# Task prompt
Retype all the entries word for word, but omit the pictures.

(Dataset rows for apps and sites)
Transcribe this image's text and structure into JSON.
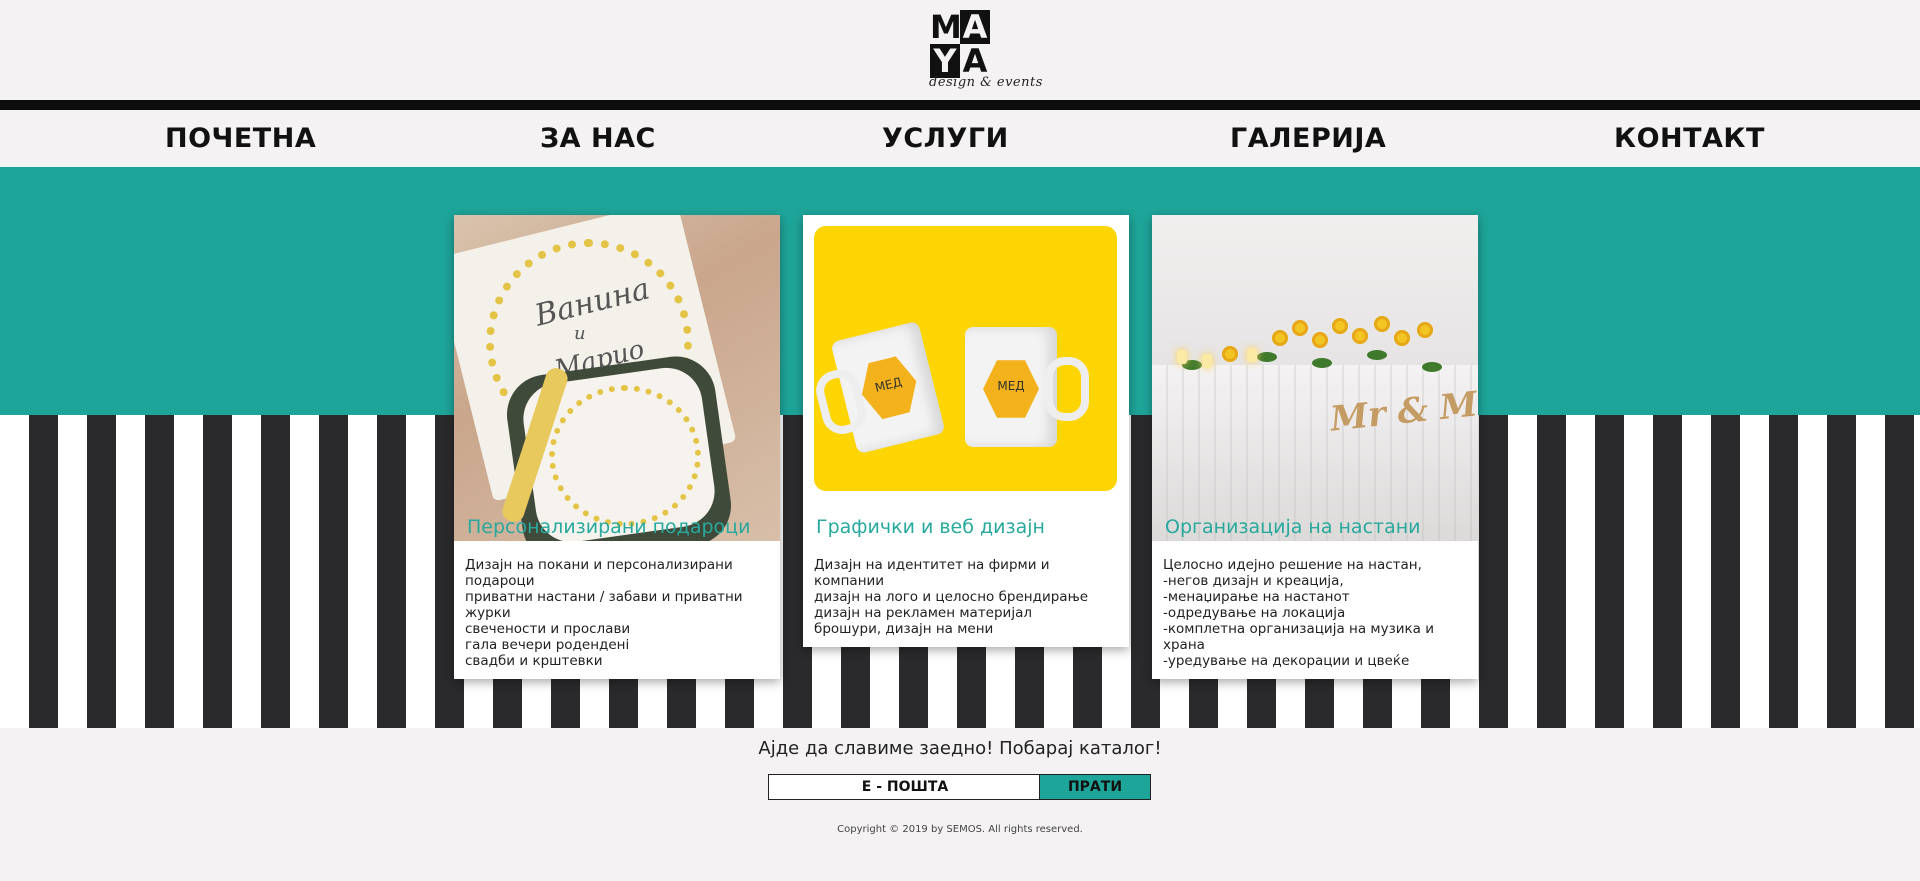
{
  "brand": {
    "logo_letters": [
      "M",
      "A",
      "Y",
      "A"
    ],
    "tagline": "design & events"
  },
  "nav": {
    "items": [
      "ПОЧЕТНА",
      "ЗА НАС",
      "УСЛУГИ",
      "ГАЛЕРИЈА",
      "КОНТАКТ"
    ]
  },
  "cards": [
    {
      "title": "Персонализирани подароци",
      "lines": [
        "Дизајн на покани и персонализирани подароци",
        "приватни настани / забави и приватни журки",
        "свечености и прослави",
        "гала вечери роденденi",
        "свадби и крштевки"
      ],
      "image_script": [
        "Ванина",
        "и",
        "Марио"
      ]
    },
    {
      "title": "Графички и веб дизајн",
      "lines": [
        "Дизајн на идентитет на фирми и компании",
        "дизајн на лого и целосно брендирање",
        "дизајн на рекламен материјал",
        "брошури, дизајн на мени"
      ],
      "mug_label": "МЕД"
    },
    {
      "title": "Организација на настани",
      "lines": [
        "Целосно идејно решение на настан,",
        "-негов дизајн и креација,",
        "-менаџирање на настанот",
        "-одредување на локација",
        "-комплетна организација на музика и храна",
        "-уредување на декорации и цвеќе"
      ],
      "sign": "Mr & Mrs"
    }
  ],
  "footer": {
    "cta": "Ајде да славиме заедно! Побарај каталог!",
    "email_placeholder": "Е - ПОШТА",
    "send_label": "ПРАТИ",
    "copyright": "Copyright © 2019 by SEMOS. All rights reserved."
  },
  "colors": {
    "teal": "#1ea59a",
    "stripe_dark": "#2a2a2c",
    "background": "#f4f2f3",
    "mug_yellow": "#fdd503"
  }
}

# Answer section
Transcribe this image's text and structure into JSON.
{
  "brand": {
    "logo_letters": [
      "M",
      "A",
      "Y",
      "A"
    ],
    "tagline": "design & events"
  },
  "nav": {
    "items": [
      "ПОЧЕТНА",
      "ЗА НАС",
      "УСЛУГИ",
      "ГАЛЕРИЈА",
      "КОНТАКТ"
    ]
  },
  "cards": [
    {
      "title": "Персонализирани подароци",
      "lines": [
        "Дизајн на покани и персонализирани подароци",
        "приватни настани / забави и приватни журки",
        "свечености и прослави",
        "гала вечери роденденi",
        "свадби и крштевки"
      ],
      "image_script": [
        "Ванина",
        "и",
        "Марио"
      ]
    },
    {
      "title": "Графички и веб дизајн",
      "lines": [
        "Дизајн на идентитет на фирми и компании",
        "дизајн на лого и целосно брендирање",
        "дизајн на рекламен материјал",
        "брошури, дизајн на мени"
      ],
      "mug_label": "МЕД"
    },
    {
      "title": "Организација на настани",
      "lines": [
        "Целосно идејно решение на настан,",
        "-негов дизајн и креација,",
        "-менаџирање на настанот",
        "-одредување на локација",
        "-комплетна организација на музика и храна",
        "-уредување на декорации и цвеќе"
      ],
      "sign": "Mr & Mrs"
    }
  ],
  "footer": {
    "cta": "Ајде да славиме заедно! Побарај каталог!",
    "email_placeholder": "Е - ПОШТА",
    "send_label": "ПРАТИ",
    "copyright": "Copyright © 2019 by SEMOS. All rights reserved."
  },
  "colors": {
    "teal": "#1ea59a",
    "stripe_dark": "#2a2a2c",
    "background": "#f4f2f3",
    "mug_yellow": "#fdd503"
  }
}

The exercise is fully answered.